**Problem to solve**: Go through the entries below and return every line that contains "value".

(App and web page records)
****************************************
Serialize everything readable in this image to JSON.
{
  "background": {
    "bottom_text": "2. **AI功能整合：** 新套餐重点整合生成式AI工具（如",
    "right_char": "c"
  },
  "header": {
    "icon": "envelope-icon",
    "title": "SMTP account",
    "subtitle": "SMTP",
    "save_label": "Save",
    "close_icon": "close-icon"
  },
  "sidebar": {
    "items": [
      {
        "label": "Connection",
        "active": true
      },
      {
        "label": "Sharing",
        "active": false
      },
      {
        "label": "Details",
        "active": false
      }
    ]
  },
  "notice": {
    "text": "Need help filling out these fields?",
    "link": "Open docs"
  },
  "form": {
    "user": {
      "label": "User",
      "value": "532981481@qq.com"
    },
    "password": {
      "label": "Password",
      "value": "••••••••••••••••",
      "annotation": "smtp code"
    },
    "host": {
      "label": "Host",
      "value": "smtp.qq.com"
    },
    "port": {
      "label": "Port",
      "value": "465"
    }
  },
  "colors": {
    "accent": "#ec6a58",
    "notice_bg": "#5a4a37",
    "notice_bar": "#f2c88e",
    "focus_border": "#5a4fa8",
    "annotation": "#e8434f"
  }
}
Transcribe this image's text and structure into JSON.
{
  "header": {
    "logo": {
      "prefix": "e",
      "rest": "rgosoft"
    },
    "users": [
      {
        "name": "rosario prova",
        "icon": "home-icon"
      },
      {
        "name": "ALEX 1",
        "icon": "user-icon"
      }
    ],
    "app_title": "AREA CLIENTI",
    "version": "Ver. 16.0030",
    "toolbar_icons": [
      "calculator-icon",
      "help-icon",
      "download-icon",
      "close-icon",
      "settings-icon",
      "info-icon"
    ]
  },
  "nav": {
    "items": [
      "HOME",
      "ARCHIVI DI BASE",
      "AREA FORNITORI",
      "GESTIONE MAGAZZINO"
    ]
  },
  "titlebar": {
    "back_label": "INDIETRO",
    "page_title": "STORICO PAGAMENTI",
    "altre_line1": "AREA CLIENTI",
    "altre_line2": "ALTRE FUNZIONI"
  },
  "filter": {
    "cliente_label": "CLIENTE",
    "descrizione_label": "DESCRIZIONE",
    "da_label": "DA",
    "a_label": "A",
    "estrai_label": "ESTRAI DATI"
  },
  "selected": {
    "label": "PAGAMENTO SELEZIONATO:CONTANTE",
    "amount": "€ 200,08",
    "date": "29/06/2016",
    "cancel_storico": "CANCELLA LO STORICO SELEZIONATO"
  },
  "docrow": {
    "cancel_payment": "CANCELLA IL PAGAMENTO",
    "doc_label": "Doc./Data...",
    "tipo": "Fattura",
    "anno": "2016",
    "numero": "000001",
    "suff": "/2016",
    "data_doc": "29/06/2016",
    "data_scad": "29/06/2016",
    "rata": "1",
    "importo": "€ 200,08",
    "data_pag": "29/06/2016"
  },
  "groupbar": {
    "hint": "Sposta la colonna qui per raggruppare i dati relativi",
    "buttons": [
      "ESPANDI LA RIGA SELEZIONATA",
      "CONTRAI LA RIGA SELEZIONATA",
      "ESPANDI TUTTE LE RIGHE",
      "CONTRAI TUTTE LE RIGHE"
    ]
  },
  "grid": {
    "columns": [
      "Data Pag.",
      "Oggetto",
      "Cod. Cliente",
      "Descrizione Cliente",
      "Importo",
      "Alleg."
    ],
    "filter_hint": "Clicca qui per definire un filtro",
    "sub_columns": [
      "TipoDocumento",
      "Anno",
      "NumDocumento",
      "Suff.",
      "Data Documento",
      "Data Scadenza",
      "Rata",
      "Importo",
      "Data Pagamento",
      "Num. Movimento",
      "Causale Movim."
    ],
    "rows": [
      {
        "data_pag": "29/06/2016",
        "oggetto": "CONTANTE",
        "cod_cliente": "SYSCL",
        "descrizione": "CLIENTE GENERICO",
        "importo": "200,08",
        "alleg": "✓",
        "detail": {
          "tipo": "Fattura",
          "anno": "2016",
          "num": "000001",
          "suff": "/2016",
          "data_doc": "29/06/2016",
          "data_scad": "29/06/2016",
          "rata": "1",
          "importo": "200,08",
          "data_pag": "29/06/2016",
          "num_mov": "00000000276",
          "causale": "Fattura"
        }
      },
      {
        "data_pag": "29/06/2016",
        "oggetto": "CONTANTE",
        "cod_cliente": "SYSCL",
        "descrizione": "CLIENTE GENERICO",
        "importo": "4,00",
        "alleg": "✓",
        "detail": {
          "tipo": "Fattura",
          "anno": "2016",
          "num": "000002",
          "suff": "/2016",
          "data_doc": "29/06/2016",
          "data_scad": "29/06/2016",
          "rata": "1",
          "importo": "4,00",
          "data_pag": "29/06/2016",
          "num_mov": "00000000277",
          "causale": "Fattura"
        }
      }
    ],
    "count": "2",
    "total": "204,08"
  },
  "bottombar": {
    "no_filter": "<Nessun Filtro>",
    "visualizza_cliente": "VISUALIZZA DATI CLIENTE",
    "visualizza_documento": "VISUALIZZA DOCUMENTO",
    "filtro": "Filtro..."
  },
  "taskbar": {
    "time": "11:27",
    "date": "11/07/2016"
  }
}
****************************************
**Answer to this exercise**:
      "value": "532981481@qq.com"
      "value": "••••••••••••••••",
      "value": "smtp.qq.com"
      "value": "465"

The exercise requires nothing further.